The first couple of days of our vacation in September were spent in Vermont. After a brief stop at the Vermont Country Store in Rockingham, we drove to nearby Putney, where Green Mountain Orchard is located. We had heard they sold unpasteurized apple cider, and it was true. Between the two of us, we guzzled a whole quart of the stuff and then spent an hour just driving around the property and seeing their trees (such as the one above) as well as their stands of raspberry and blueberry bushes.

When we crossed over the border into Canada, we hoped to be able to find equivalent quality. We bought a bag from a farm stand just west of Fredericton, New Brunswick, but it wasn’t the same thing. The terrain had changed to fertile flatlands, which are good for most crops, but which result in so-so fruit.

I remember buying apple cider by the gallon from Tanzi’s Grocery (now long gone) in Hanover, New Hampshire, when I was a student at Dartmouth.
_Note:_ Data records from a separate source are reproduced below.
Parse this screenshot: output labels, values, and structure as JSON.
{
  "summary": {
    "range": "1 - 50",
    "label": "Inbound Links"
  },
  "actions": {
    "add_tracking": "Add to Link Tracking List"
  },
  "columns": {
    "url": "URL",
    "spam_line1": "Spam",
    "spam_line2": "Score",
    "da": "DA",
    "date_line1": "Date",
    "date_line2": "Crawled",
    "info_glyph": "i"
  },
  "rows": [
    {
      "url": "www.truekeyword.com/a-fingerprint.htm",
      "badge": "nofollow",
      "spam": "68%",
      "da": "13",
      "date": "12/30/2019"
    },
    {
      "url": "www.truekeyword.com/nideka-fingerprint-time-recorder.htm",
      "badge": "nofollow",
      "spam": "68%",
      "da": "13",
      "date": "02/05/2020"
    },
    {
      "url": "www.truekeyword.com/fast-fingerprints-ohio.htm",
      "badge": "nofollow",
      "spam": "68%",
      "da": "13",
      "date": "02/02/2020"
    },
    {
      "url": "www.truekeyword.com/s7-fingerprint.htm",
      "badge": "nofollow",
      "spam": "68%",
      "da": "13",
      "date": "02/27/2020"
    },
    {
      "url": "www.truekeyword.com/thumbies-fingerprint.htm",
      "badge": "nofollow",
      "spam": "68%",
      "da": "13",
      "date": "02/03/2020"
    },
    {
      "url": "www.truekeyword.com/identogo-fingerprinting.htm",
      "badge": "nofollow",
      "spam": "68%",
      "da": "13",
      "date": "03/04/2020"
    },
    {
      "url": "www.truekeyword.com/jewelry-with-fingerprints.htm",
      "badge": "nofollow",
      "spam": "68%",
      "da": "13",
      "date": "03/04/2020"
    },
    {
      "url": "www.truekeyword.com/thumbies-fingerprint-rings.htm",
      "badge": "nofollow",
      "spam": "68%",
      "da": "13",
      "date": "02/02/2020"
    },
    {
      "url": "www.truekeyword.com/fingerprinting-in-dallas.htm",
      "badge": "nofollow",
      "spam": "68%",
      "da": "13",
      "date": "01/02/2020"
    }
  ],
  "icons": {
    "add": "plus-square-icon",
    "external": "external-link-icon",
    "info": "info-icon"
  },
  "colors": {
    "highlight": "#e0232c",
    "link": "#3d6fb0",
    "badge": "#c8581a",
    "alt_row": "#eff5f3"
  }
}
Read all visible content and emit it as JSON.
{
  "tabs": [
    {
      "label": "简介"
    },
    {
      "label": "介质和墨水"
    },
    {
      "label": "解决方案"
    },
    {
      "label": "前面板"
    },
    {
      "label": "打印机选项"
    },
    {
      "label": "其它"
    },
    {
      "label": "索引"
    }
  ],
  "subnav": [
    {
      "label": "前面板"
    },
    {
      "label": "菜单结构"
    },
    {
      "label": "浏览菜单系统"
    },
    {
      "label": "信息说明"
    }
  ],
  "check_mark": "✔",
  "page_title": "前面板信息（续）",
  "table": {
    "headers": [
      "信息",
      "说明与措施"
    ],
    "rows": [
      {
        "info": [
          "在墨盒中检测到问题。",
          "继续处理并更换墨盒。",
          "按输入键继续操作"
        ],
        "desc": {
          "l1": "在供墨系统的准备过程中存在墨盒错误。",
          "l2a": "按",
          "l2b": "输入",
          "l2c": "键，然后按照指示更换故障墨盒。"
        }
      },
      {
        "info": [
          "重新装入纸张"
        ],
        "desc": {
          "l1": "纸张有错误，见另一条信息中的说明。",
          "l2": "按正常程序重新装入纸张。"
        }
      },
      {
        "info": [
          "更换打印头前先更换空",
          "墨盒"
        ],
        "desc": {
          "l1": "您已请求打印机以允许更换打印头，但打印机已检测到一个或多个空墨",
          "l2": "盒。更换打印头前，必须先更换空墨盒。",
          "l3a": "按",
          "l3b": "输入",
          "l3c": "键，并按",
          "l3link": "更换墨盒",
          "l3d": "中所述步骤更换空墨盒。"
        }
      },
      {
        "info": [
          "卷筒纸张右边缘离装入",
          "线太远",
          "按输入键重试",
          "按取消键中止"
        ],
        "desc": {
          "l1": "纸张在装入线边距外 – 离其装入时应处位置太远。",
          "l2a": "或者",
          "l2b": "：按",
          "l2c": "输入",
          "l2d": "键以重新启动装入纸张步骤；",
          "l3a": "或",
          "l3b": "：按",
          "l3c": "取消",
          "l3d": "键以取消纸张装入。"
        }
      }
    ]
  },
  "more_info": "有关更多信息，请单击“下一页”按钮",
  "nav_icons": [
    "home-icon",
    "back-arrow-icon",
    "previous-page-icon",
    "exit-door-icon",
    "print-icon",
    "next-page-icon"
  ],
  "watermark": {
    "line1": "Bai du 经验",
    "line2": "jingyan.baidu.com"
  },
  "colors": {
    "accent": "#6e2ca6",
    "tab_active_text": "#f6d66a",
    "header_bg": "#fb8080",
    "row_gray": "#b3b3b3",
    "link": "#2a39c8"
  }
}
Because at the time we had no access to refrigerators, the students would hang the gallon jugs by the eyelet from their dorm room windows. Most did this to ferment it into hard cider. I just wanted to drink good, cold cider. (Naturally, it was unpasteurized.)

Northern New England will forever go down in my memory for its apples, its Maine lobster, and a delicious preparation of young cod, haddock, or whitefish called scrod that Martine and I ate in Boston back in 2005.